Even A-Ka’s voice was shaking a little as he responded quietly, “Heishi wants to confront ‘Father’ to end all of this. I’m very afraid, afraid that he’ll sacrifice himself… I don’t know why, but I keep feeling that he’s made his preparations to never come back.”
“No, that person wasn’t him,” Percy smiled faintly. “A-Ka, don’t worry. Though I haven’t seen what Heishi looks like, I feel that that person shouldn’t be him. Because, in my dreams, Heishi has never appeared, you know? Even on that night, when the clones and the humans were battling, I had a dream, a dream of when Uncle Moran would come to save us…”
“... So it was that dream sequence that reminded you?” A-Ka smiled.
“Yes,” Percy answered. “After I woke up, I sent a message to Uncle Moran. I also dreamed that we all got on the airship, but of the people who climbed onto the ship, there was still no Heishi.”

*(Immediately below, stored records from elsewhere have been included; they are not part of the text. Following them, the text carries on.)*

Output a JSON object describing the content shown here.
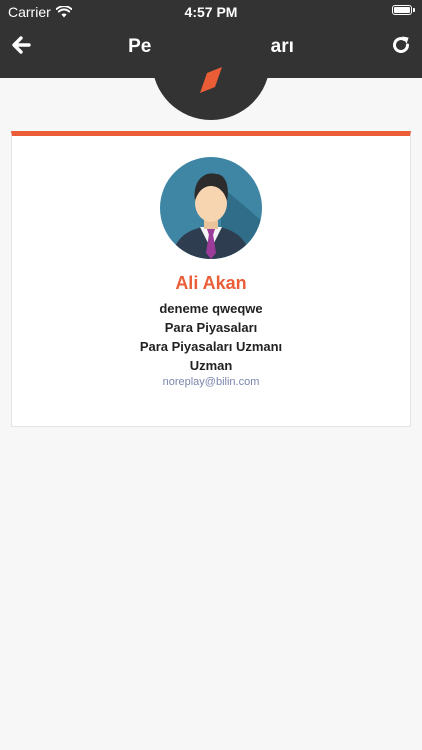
{
  "status_bar": {
    "carrier": "Carrier",
    "time": "4:57 PM"
  },
  "nav": {
    "title": "Personel Detayları",
    "back_icon": "arrow-left-icon",
    "refresh_icon": "refresh-icon"
  },
  "logo": {
    "color": "#ea5d37"
  },
  "profile": {
    "name": "Ali Akan",
    "lines": [
      "deneme qweqwe",
      "Para Piyasaları",
      "Para Piyasaları Uzmanı",
      "Uzman"
    ],
    "email": "noreplay@bilin.com"
  },
  "colors": {
    "header": "#333333",
    "accent": "#ea5d37",
    "email": "#7b86ad",
    "background": "#f7f7f7"
  }
}
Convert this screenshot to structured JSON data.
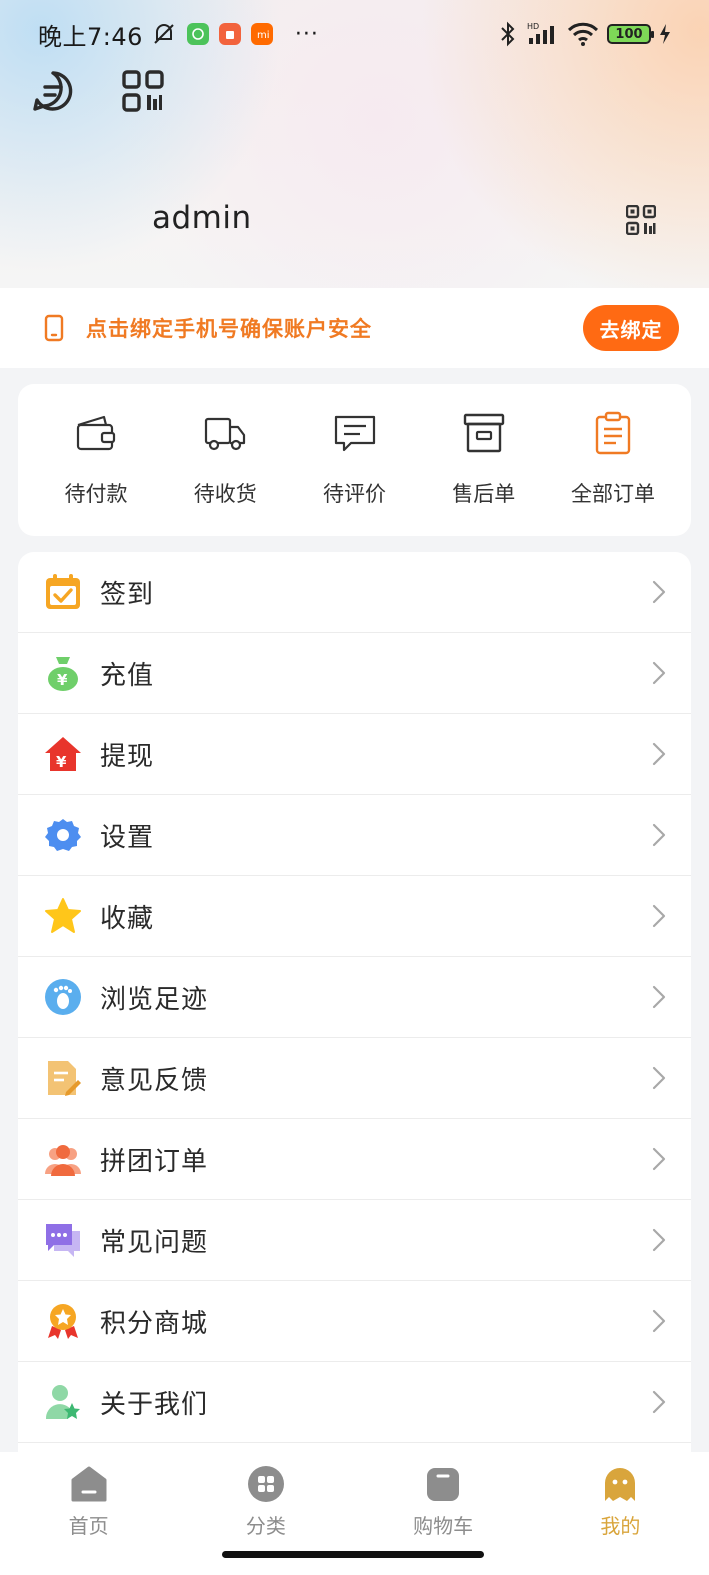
{
  "status_bar": {
    "time": "晚上7:46",
    "battery": "100",
    "more": "···"
  },
  "profile": {
    "username": "admin"
  },
  "bind_phone": {
    "text": "点击绑定手机号确保账户安全",
    "button": "去绑定",
    "accent": "#f07a23"
  },
  "orders": [
    {
      "label": "待付款",
      "icon": "wallet-icon"
    },
    {
      "label": "待收货",
      "icon": "truck-icon"
    },
    {
      "label": "待评价",
      "icon": "comment-icon"
    },
    {
      "label": "售后单",
      "icon": "archive-icon"
    },
    {
      "label": "全部订单",
      "icon": "clipboard-icon"
    }
  ],
  "menu": [
    {
      "label": "签到",
      "icon": "calendar-check-icon"
    },
    {
      "label": "充值",
      "icon": "money-bag-icon"
    },
    {
      "label": "提现",
      "icon": "house-yen-icon"
    },
    {
      "label": "设置",
      "icon": "gear-icon"
    },
    {
      "label": "收藏",
      "icon": "star-icon"
    },
    {
      "label": "浏览足迹",
      "icon": "footprint-icon"
    },
    {
      "label": "意见反馈",
      "icon": "feedback-doc-icon"
    },
    {
      "label": "拼团订单",
      "icon": "group-icon"
    },
    {
      "label": "常见问题",
      "icon": "chat-bubbles-icon"
    },
    {
      "label": "积分商城",
      "icon": "medal-icon"
    },
    {
      "label": "关于我们",
      "icon": "user-star-icon"
    }
  ],
  "tabs": [
    {
      "label": "首页",
      "icon": "home-icon",
      "active": false
    },
    {
      "label": "分类",
      "icon": "category-icon",
      "active": false
    },
    {
      "label": "购物车",
      "icon": "cart-icon",
      "active": false
    },
    {
      "label": "我的",
      "icon": "profile-icon",
      "active": true
    }
  ],
  "colors": {
    "tab_active": "#d9a53c",
    "tab_inactive": "#8d8d8d",
    "bind_button": "#ff6a13"
  }
}
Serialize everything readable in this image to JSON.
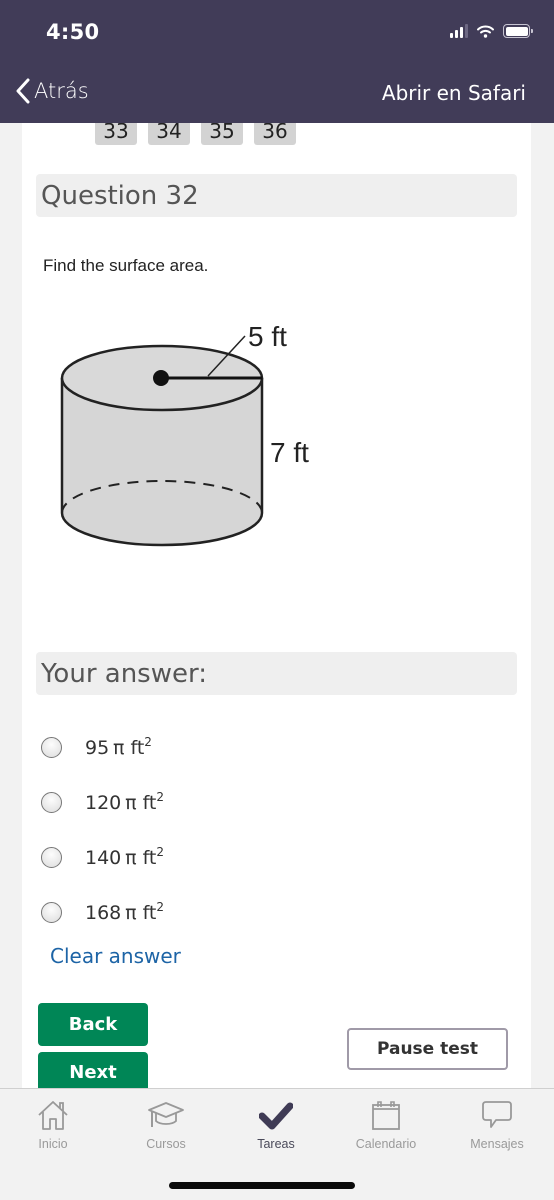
{
  "status_bar": {
    "time": "4:50",
    "icons": [
      "cellular-signal-icon",
      "wifi-icon",
      "battery-icon"
    ]
  },
  "nav_bar": {
    "back_label": "Atrás",
    "back_icon": "chevron-left-icon",
    "open_in_safari_label": "Abrir en Safari"
  },
  "pager": {
    "pages": [
      "33",
      "34",
      "35",
      "36"
    ]
  },
  "question": {
    "title": "Question 32",
    "prompt": "Find the surface area.",
    "figure": {
      "shape": "cylinder",
      "radius_label": "5 ft",
      "height_label": "7 ft"
    }
  },
  "answer": {
    "heading": "Your answer:",
    "options": [
      {
        "value": "95",
        "pi": "π",
        "unit": "ft",
        "exp": "2",
        "selected": false
      },
      {
        "value": "120",
        "pi": "π",
        "unit": "ft",
        "exp": "2",
        "selected": false
      },
      {
        "value": "140",
        "pi": "π",
        "unit": "ft",
        "exp": "2",
        "selected": false
      },
      {
        "value": "168",
        "pi": "π",
        "unit": "ft",
        "exp": "2",
        "selected": false
      }
    ],
    "clear_label": "Clear answer"
  },
  "actions": {
    "back_label": "Back",
    "next_label": "Next",
    "pause_label": "Pause test",
    "accent_color": "#008656"
  },
  "tab_bar": {
    "tabs": [
      {
        "label": "Inicio",
        "icon": "home-icon",
        "active": false
      },
      {
        "label": "Cursos",
        "icon": "graduation-cap-icon",
        "active": false
      },
      {
        "label": "Tareas",
        "icon": "checkmark-icon",
        "active": true
      },
      {
        "label": "Calendario",
        "icon": "calendar-icon",
        "active": false
      },
      {
        "label": "Mensajes",
        "icon": "message-bubble-icon",
        "active": false
      }
    ]
  }
}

A-Ka was silent for a while, before he suddenly realized that something wasn’t right.
“The person who walked into the blue light, was it a stranger?” A-Ka asked.
Percy didn’t say anything, and A-ka immediately understood.
A-Ka said, “That person was me, right?”
The medicine spread over Percy’s eyes was wetted by his tears. He hugged A-Ka, and in that moment, A-Ka couldn’t summon up any words at all.
“If you could sacrifice yourself to let everyone survive,” Percy replied, “A-Ka, would you go?”
A-Ka was silent for very, very long. He lifted his head, rubbed Percy’s head, and responded, “Yes, I would.”
This chapter is migrated and/or formatted by our fellow chicken enthusiast(s), moon.